Records to use –
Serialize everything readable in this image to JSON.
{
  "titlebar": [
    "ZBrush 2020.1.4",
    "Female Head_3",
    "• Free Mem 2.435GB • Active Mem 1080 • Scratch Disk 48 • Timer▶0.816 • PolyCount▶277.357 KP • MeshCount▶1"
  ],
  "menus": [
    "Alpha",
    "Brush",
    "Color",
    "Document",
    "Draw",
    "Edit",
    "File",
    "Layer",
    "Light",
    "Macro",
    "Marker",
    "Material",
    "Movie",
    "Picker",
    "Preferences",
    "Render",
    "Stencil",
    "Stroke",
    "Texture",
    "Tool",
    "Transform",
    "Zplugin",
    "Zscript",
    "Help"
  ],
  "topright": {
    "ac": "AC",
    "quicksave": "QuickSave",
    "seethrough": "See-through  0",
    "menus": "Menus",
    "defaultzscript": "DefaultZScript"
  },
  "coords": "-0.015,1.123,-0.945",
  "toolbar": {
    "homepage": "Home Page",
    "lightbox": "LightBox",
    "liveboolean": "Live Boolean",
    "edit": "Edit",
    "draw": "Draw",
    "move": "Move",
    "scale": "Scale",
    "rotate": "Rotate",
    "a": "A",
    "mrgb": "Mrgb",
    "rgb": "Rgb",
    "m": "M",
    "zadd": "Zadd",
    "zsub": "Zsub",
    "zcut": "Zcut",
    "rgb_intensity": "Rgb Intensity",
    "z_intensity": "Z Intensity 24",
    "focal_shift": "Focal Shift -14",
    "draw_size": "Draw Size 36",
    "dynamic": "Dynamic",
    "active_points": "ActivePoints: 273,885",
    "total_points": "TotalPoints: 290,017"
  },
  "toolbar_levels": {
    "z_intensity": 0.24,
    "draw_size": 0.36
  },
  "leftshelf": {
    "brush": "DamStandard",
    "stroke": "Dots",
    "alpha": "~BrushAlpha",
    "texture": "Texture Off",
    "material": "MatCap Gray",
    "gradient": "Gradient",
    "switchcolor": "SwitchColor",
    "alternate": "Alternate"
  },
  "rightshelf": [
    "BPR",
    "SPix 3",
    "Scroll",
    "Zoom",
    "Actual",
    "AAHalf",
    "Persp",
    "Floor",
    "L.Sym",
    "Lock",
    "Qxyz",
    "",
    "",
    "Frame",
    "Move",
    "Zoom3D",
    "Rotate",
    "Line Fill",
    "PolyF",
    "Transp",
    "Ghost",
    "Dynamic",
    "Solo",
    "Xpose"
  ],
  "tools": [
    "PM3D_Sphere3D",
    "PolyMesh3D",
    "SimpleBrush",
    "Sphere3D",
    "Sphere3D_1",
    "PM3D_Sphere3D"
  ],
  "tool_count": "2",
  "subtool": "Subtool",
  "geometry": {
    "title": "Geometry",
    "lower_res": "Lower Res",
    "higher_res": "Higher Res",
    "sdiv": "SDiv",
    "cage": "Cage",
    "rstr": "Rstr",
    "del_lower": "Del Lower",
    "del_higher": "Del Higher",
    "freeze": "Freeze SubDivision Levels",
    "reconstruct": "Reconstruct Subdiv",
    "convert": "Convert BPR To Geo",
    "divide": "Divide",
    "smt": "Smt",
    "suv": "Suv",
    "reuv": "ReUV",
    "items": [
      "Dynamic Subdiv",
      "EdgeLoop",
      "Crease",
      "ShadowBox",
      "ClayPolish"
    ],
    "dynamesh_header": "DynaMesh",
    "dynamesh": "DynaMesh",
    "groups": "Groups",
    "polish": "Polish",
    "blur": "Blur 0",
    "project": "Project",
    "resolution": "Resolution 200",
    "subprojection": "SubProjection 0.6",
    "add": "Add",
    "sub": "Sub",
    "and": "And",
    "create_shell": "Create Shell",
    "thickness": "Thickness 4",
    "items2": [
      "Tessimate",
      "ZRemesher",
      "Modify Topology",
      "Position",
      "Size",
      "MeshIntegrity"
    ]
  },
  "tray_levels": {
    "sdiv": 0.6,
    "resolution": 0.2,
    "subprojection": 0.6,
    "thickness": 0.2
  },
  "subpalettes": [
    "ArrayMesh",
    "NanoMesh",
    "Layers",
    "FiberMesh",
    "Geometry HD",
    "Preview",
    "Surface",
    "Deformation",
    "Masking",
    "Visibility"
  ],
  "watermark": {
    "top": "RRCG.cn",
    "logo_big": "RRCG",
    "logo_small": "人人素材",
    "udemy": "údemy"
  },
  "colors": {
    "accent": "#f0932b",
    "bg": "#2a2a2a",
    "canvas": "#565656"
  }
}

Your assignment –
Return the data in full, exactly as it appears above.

Output for this task –
Serialize everything readable in this image to JSON.
{
  "titlebar": [
    "ZBrush 2020.1.4",
    "Female Head_3",
    "• Free Mem 2.435GB • Active Mem 1080 • Scratch Disk 48 • Timer▶0.816 • PolyCount▶277.357 KP • MeshCount▶1"
  ],
  "menus": [
    "Alpha",
    "Brush",
    "Color",
    "Document",
    "Draw",
    "Edit",
    "File",
    "Layer",
    "Light",
    "Macro",
    "Marker",
    "Material",
    "Movie",
    "Picker",
    "Preferences",
    "Render",
    "Stencil",
    "Stroke",
    "Texture",
    "Tool",
    "Transform",
    "Zplugin",
    "Zscript",
    "Help"
  ],
  "topright": {
    "ac": "AC",
    "quicksave": "QuickSave",
    "seethrough": "See-through  0",
    "menus": "Menus",
    "defaultzscript": "DefaultZScript"
  },
  "coords": "-0.015,1.123,-0.945",
  "toolbar": {
    "homepage": "Home Page",
    "lightbox": "LightBox",
    "liveboolean": "Live Boolean",
    "edit": "Edit",
    "draw": "Draw",
    "move": "Move",
    "scale": "Scale",
    "rotate": "Rotate",
    "a": "A",
    "mrgb": "Mrgb",
    "rgb": "Rgb",
    "m": "M",
    "zadd": "Zadd",
    "zsub": "Zsub",
    "zcut": "Zcut",
    "rgb_intensity": "Rgb Intensity",
    "z_intensity": "Z Intensity 24",
    "focal_shift": "Focal Shift -14",
    "draw_size": "Draw Size 36",
    "dynamic": "Dynamic",
    "active_points": "ActivePoints: 273,885",
    "total_points": "TotalPoints: 290,017"
  },
  "toolbar_levels": {
    "z_intensity": 0.24,
    "draw_size": 0.36
  },
  "leftshelf": {
    "brush": "DamStandard",
    "stroke": "Dots",
    "alpha": "~BrushAlpha",
    "texture": "Texture Off",
    "material": "MatCap Gray",
    "gradient": "Gradient",
    "switchcolor": "SwitchColor",
    "alternate": "Alternate"
  },
  "rightshelf": [
    "BPR",
    "SPix 3",
    "Scroll",
    "Zoom",
    "Actual",
    "AAHalf",
    "Persp",
    "Floor",
    "L.Sym",
    "Lock",
    "Qxyz",
    "",
    "",
    "Frame",
    "Move",
    "Zoom3D",
    "Rotate",
    "Line Fill",
    "PolyF",
    "Transp",
    "Ghost",
    "Dynamic",
    "Solo",
    "Xpose"
  ],
  "tools": [
    "PM3D_Sphere3D",
    "PolyMesh3D",
    "SimpleBrush",
    "Sphere3D",
    "Sphere3D_1",
    "PM3D_Sphere3D"
  ],
  "tool_count": "2",
  "subtool": "Subtool",
  "geometry": {
    "title": "Geometry",
    "lower_res": "Lower Res",
    "higher_res": "Higher Res",
    "sdiv": "SDiv",
    "cage": "Cage",
    "rstr": "Rstr",
    "del_lower": "Del Lower",
    "del_higher": "Del Higher",
    "freeze": "Freeze SubDivision Levels",
    "reconstruct": "Reconstruct Subdiv",
    "convert": "Convert BPR To Geo",
    "divide": "Divide",
    "smt": "Smt",
    "suv": "Suv",
    "reuv": "ReUV",
    "items": [
      "Dynamic Subdiv",
      "EdgeLoop",
      "Crease",
      "ShadowBox",
      "ClayPolish"
    ],
    "dynamesh_header": "DynaMesh",
    "dynamesh": "DynaMesh",
    "groups": "Groups",
    "polish": "Polish",
    "blur": "Blur 0",
    "project": "Project",
    "resolution": "Resolution 200",
    "subprojection": "SubProjection 0.6",
    "add": "Add",
    "sub": "Sub",
    "and": "And",
    "create_shell": "Create Shell",
    "thickness": "Thickness 4",
    "items2": [
      "Tessimate",
      "ZRemesher",
      "Modify Topology",
      "Position",
      "Size",
      "MeshIntegrity"
    ]
  },
  "tray_levels": {
    "sdiv": 0.6,
    "resolution": 0.2,
    "subprojection": 0.6,
    "thickness": 0.2
  },
  "subpalettes": [
    "ArrayMesh",
    "NanoMesh",
    "Layers",
    "FiberMesh",
    "Geometry HD",
    "Preview",
    "Surface",
    "Deformation",
    "Masking",
    "Visibility"
  ],
  "watermark": {
    "top": "RRCG.cn",
    "logo_big": "RRCG",
    "logo_small": "人人素材",
    "udemy": "údemy"
  },
  "colors": {
    "accent": "#f0932b",
    "bg": "#2a2a2a",
    "canvas": "#565656"
  }
}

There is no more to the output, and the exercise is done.